How to Teach Your Kids to Save Money
Sallie Mae’s 2016 “Majoring in Money” report states that students ages 18 to 24 carried an average credit card debt of $906 in 2015. This exemplifies the point made by Sallie Mae in a 2013 report that credit card usage isn’t going to go away. The average credit card balance carried by college students in the 2013 report was just $499. So if anything, it indicates credit card use, at least by young adults, is on the rise.
Credit card responsibility is crucial to kids’ future financial wellbeing. And there’s good news for those who learn and develop good saving habits early in life: They’re more prepared to develop into financially responsible adults.
Start young teaching kids to save
You can start teaching with values of coins, around the ages of 4 to 6. Keep it simple. Allow your child to earn money from small chores to save in a piggy bank.
When to start giving an allowance?
An allowance, starting around age 7, is essential to help kids learn about money and develop good habits. Familiarize your children with banking. Open a savings account so they can watch their money grow. Also, help set achievable goals, such as saving for a new toy or putting away money gifted during the holidays.
Keep in mind, many banks charge service fees unless a minimum balance is kept and frequent trips to the bank may be impossible. As an alternative, set up your own “family bank.” Give your child a spare checkbook ledger or savings passbook. Then copy blank savings deposit and withdrawal slips from your bank for your children to use. Require them to fill out the slips and log transactions in the ledger. Also give your children monthly interest for their savings so they can experience the immediate reward of saving money.
Have teens pay some family expenses
Designer clothing, entertainment and car expenses are the biggest areas of teen spending. Some teens also save for college. But few are prepared for the adult world, writes developmental psychologist Nancy J. Cobb in Adolescence: Continuity, Change, and Diversity. That’s because most teens aren’t primed for the responsibility of paying for food, housing and health care costs.
Teens involved with the family budget and who contribute to family expenses learn valuable lessons.

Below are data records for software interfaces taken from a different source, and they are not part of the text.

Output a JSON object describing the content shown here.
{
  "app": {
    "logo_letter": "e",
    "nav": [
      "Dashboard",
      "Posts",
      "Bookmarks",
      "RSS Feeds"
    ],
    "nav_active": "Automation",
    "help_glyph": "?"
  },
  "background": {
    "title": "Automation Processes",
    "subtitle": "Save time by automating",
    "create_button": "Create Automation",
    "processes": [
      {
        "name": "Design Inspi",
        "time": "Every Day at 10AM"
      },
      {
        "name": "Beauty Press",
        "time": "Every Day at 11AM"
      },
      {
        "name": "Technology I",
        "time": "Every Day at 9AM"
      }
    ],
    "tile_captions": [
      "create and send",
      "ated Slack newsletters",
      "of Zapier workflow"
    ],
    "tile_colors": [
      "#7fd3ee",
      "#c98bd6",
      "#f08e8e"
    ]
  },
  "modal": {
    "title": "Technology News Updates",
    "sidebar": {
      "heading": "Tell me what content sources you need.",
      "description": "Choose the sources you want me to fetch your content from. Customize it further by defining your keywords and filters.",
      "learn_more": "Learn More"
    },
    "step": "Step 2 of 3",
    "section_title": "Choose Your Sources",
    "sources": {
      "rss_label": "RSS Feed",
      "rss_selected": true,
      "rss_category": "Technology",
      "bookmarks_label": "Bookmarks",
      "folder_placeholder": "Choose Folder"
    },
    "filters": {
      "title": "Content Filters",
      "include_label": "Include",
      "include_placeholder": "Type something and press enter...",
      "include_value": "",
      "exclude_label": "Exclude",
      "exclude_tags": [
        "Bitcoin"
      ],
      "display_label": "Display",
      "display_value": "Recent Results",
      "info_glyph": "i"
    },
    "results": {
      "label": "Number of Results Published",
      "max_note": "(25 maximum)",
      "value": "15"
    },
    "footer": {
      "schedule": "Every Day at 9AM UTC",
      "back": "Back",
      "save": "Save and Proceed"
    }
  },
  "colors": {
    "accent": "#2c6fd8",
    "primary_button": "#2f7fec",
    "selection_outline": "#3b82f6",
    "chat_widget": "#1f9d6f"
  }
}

Showing teens the spending categories in which they have a direct impact on family expenses is helpful. Also, agree on a reasonable amount which your teens can contribute to help cover those expenses. It’ll go a long way toward preparing teens for adulthood.
Teens’ work hours should be limited to no more than 10 to 15 per week. According to Cobb, researchers have found adolescents who work, especially 20 or more hours per week, are not as engaged in school as their nonworking peers.
Kimberly Blaker is a parenting and lifestyle freelance writer.